§ **Record extracts**
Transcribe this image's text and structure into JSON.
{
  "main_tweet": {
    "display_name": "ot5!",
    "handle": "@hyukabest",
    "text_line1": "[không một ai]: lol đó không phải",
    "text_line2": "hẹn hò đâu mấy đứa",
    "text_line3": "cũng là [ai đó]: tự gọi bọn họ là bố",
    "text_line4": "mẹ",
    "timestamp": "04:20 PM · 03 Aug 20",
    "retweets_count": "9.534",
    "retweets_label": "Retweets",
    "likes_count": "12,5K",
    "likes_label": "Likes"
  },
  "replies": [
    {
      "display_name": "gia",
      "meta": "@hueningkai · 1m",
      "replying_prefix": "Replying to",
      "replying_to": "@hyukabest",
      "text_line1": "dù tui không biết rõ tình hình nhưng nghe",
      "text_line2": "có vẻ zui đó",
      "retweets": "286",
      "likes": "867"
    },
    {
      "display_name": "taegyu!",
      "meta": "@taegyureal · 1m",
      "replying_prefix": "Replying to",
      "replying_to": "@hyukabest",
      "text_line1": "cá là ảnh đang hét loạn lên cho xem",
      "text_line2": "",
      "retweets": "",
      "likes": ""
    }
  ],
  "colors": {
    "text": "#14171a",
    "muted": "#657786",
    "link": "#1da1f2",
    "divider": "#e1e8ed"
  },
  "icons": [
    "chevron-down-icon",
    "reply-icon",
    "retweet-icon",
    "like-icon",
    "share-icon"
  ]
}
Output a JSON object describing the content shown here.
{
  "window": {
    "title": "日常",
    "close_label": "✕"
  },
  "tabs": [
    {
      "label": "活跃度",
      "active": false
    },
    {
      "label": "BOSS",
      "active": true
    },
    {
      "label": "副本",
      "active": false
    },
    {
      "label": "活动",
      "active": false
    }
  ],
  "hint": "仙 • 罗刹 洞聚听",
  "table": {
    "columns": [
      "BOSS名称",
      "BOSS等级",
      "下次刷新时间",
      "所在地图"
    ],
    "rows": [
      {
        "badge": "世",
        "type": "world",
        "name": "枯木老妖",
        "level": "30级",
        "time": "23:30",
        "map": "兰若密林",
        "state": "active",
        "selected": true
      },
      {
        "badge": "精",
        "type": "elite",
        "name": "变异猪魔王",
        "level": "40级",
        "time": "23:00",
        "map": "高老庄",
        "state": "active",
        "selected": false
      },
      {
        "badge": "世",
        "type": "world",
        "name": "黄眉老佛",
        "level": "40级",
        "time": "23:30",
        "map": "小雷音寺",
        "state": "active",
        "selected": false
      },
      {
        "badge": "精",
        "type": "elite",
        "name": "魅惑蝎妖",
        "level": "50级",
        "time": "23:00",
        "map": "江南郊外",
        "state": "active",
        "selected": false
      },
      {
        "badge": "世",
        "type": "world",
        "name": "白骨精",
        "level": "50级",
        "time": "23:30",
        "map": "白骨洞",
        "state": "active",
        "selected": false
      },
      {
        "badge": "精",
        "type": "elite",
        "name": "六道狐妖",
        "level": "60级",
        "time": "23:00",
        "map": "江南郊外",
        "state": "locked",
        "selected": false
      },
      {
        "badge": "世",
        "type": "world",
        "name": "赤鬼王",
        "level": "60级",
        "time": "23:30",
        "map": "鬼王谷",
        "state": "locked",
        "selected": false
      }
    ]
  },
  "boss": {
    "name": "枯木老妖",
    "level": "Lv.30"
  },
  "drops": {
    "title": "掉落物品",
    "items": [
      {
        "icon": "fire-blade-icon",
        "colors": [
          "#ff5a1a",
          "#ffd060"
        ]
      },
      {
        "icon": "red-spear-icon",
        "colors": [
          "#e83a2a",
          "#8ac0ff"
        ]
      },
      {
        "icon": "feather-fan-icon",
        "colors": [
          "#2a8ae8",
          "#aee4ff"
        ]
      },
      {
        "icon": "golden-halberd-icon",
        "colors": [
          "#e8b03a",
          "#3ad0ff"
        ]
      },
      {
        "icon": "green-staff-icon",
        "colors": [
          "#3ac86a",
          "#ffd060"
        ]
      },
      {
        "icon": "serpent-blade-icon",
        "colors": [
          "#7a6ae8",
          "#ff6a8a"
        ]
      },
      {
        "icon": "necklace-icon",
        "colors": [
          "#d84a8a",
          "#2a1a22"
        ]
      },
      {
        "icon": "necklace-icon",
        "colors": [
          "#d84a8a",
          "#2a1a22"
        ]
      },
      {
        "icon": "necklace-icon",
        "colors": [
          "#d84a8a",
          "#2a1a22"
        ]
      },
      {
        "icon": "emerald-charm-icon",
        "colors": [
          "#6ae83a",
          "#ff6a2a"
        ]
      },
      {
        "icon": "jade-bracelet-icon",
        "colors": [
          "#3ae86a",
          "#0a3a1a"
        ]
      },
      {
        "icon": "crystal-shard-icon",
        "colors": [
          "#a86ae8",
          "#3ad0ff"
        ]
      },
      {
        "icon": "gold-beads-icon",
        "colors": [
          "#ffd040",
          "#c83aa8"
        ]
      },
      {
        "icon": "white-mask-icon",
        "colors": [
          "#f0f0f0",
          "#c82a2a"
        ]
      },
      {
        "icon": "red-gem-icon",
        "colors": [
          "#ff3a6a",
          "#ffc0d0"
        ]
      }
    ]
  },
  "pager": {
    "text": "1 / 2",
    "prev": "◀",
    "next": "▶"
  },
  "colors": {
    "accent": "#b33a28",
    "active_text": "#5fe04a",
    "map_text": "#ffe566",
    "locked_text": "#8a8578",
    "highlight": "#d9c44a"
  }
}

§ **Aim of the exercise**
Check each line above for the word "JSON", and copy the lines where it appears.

§ **Exercise answer**
Transcribe this image's text and structure into JSON.
Output a JSON object describing the content shown here.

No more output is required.